We finished up with dinner at an Osteria that got good reviews, and certainly attracted a local crowd, sampling some more local dishes (incorporating the famous radicchio rosso) and walking out well fed and happy (if a little poorer for the experience).


Next stop on our trip was in Mantova, a small lake town in keeping with our goal to visit smaller, less touristed towns in Italy.

I think we were a little underwhelmed when we arrived - we couldn't find a hotel in the old town so we were near the station, then we managed to get ourselves lost navigating our way into the town, and it was cold and dreary when we did find one of the main squares.

However after a quick lunch of some of the local specialities (especially the delicious pumpkin ravioli), and finding some of the more attractive and lively squares, we felt a lot happier with our decision.

As you've probably come to expect, we spent our time wandering around the town, checking out the enormous Duomo, shopping and eating.

We finished up with another delicious meal for dinner before heading back to our hotel for the night.


This Christmas we decided that, since we have a car, we might as well go for a drive across the North of Italy.
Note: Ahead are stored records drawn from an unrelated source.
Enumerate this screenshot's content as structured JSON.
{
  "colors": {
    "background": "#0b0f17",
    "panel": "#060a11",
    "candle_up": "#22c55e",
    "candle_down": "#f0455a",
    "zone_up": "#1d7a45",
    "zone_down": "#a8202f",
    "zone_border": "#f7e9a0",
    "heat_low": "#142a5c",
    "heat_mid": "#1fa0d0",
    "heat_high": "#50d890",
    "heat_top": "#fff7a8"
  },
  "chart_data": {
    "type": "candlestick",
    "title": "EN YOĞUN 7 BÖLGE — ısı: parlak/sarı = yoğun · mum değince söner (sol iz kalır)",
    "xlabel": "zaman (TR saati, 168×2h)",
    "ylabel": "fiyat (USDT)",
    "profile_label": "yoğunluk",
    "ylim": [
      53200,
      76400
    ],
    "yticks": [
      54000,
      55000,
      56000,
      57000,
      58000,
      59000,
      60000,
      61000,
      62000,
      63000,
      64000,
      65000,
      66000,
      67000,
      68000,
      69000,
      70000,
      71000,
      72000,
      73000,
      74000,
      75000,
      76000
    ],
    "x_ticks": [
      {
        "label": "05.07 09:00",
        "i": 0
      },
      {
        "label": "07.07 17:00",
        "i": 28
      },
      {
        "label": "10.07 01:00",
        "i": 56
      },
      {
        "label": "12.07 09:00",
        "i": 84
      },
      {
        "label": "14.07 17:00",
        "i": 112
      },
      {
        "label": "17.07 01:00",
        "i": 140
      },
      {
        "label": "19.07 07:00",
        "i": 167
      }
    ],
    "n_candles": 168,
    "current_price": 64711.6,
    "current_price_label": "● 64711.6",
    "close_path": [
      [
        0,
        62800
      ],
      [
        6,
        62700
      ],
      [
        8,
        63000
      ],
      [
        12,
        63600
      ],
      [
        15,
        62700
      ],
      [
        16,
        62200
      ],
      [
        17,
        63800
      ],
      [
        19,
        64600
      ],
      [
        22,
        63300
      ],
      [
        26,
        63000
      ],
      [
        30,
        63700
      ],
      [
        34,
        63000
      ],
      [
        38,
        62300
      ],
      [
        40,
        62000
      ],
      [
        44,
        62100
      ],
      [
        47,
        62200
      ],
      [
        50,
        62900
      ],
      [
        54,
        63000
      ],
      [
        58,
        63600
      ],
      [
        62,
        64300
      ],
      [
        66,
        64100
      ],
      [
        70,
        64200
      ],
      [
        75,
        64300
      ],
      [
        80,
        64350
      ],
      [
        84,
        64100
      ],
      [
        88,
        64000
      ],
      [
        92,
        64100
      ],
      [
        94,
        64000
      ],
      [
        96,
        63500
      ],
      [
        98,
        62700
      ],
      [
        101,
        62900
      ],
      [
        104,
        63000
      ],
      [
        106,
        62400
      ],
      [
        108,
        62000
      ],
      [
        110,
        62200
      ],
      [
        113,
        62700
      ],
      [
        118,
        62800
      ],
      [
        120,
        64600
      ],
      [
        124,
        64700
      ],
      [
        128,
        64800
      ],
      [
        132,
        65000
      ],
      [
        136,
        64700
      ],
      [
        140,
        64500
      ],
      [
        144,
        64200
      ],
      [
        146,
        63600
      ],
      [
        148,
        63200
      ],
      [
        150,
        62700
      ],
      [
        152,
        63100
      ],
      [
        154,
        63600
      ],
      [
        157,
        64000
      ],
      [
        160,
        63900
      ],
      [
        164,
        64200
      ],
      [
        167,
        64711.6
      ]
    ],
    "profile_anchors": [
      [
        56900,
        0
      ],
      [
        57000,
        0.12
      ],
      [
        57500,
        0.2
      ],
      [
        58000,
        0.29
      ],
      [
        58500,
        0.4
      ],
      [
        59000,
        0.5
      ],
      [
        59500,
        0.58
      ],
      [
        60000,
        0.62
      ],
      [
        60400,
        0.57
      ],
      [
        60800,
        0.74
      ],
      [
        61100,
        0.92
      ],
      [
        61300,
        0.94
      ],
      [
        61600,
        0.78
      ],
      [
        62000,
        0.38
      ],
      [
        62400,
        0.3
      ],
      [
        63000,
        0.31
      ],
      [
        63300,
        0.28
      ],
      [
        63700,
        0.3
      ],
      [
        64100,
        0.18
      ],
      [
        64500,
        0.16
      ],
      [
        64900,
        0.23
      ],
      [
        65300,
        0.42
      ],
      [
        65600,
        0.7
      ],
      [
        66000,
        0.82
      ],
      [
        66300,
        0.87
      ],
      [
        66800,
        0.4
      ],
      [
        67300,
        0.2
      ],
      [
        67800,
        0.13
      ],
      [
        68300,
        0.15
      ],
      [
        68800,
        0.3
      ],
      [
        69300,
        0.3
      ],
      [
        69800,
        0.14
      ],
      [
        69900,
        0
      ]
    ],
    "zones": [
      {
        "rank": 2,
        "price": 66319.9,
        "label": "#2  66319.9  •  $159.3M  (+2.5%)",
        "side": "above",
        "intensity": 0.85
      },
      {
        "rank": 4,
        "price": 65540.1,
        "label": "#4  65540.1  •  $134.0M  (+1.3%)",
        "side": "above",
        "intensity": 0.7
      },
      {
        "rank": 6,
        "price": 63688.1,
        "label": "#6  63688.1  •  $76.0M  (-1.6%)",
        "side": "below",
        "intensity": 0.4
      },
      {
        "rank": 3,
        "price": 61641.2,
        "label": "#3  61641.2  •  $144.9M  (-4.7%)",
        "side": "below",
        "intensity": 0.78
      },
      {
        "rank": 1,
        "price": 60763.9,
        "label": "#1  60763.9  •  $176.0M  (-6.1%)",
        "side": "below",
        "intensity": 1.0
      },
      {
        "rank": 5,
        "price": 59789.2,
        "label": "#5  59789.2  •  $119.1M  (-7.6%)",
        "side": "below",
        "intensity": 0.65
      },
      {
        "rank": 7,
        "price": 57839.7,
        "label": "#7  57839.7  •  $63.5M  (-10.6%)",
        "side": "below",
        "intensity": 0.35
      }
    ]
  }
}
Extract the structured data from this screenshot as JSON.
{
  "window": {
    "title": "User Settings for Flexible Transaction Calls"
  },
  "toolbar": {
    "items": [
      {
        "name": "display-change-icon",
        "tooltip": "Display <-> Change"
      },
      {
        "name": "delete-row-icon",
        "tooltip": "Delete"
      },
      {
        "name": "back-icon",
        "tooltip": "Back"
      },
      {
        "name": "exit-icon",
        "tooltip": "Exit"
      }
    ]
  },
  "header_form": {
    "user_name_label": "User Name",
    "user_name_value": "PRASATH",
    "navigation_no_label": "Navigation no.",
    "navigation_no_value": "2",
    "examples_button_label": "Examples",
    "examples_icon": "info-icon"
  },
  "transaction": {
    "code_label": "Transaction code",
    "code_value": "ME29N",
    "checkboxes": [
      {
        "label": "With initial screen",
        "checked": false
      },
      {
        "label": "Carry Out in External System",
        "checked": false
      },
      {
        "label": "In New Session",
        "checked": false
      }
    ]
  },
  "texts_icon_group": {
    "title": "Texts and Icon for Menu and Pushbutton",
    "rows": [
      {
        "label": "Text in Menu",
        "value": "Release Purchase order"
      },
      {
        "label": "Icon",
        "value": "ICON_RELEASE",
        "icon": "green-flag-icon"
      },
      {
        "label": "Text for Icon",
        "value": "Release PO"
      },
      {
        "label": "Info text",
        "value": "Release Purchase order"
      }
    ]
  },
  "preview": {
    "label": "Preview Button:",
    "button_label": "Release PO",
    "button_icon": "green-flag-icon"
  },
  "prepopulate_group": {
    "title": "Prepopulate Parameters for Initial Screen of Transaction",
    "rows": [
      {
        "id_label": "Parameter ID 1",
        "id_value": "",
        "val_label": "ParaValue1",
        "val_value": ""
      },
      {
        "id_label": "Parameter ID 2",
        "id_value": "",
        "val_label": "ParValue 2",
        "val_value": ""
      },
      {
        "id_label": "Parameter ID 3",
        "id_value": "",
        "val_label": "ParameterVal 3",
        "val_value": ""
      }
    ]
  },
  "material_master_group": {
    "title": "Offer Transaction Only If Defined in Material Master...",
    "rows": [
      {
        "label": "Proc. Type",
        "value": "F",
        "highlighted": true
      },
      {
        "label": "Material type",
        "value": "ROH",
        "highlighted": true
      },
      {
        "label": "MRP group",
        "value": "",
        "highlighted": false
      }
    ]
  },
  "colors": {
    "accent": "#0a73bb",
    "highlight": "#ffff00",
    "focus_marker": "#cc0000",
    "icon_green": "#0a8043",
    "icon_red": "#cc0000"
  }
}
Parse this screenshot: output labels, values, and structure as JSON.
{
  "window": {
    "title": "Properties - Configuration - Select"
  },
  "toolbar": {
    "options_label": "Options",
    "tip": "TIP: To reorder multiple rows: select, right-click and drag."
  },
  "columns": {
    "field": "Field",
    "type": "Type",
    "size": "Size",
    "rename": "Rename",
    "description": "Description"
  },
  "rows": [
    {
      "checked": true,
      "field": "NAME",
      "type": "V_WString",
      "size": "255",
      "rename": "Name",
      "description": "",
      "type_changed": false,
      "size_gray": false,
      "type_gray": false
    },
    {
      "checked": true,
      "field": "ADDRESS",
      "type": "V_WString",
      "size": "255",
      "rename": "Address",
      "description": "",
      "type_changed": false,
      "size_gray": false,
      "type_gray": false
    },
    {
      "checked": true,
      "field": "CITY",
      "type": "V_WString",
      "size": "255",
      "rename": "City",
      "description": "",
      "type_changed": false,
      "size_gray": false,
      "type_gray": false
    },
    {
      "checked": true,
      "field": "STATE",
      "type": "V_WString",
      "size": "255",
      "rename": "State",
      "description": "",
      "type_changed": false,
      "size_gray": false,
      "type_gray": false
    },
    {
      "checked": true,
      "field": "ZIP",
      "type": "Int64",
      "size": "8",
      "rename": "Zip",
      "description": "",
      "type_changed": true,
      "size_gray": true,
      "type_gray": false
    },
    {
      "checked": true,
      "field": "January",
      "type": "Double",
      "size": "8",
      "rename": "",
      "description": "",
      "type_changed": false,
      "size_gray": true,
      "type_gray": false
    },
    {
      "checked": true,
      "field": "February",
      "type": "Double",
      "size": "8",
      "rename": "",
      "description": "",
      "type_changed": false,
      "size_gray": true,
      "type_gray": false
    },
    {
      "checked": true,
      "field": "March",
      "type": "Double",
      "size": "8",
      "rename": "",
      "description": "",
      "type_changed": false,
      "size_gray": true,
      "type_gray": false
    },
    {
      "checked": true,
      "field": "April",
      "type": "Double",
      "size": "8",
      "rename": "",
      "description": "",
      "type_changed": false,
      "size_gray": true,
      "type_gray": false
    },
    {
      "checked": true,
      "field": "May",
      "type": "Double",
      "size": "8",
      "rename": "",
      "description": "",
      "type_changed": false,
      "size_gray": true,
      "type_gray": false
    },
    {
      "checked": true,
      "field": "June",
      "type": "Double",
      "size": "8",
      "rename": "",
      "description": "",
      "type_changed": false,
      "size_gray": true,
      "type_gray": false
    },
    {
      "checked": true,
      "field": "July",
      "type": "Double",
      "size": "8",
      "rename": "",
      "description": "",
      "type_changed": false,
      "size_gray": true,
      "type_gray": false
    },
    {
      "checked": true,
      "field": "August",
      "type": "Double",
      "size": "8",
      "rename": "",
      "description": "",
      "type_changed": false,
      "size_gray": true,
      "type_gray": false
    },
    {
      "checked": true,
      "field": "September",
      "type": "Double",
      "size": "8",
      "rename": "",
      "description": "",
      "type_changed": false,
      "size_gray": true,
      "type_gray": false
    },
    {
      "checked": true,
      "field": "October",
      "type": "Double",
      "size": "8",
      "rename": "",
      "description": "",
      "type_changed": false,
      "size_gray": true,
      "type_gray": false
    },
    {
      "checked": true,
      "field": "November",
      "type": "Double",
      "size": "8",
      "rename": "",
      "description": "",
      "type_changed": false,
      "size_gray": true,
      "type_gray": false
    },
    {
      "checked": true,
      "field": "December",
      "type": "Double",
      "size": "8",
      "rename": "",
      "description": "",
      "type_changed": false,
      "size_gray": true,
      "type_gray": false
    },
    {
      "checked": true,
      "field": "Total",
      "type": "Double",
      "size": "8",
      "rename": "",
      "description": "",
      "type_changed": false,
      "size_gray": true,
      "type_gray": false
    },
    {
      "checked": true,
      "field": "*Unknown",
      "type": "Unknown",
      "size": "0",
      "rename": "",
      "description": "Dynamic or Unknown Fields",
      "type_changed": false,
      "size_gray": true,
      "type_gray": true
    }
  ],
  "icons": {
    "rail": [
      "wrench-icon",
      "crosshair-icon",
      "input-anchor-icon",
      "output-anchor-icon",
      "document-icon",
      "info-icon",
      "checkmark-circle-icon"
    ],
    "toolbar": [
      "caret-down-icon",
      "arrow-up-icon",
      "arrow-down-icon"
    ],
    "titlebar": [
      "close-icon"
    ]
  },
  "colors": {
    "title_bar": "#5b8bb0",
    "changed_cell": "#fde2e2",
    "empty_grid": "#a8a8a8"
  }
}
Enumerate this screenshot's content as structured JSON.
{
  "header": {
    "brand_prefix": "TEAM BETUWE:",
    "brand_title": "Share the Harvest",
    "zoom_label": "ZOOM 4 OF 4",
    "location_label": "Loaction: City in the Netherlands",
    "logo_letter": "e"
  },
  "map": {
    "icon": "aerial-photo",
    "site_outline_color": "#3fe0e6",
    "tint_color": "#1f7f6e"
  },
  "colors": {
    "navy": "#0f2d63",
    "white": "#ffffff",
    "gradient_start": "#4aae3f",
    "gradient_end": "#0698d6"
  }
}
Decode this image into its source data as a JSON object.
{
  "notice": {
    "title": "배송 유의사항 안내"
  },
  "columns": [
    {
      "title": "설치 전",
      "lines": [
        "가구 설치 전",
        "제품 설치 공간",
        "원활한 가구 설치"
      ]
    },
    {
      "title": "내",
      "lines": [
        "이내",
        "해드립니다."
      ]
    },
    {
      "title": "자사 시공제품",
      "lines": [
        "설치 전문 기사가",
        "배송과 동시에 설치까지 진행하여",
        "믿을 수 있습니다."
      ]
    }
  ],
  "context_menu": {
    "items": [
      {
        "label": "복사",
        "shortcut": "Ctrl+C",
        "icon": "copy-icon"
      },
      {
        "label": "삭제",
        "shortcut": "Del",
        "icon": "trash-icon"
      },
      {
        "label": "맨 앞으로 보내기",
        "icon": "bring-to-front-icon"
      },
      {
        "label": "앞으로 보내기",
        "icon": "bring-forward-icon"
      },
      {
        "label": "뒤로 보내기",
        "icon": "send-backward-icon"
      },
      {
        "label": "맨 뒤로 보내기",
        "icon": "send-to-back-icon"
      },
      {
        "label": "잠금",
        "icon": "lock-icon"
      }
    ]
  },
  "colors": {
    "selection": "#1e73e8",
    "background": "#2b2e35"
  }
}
We started our trip driving through the Grand St. Bernard pass into Italy, stopping briefly at Aosta for an Italian coffee, before moving on to Bergamo, a hill town just past Milan.

We stayed in a very nice hotel in the old town (la citta alta), and spent our time wandering around the medieval streets and re-acquainting ourselves with Italian food and wine.

While we were there, we experienced a first for us: snow in Italy! Apparently we were in the middle of a cold snap in Italy so while we were expecting marginally warmer weather south of the Alps, it certainly didn't feel that way.

Anyway we had a very nice time in Bergamo, trying out the local cuisine (polenta, cheeses and salami), taking photos in the snow, and generally taking it easy.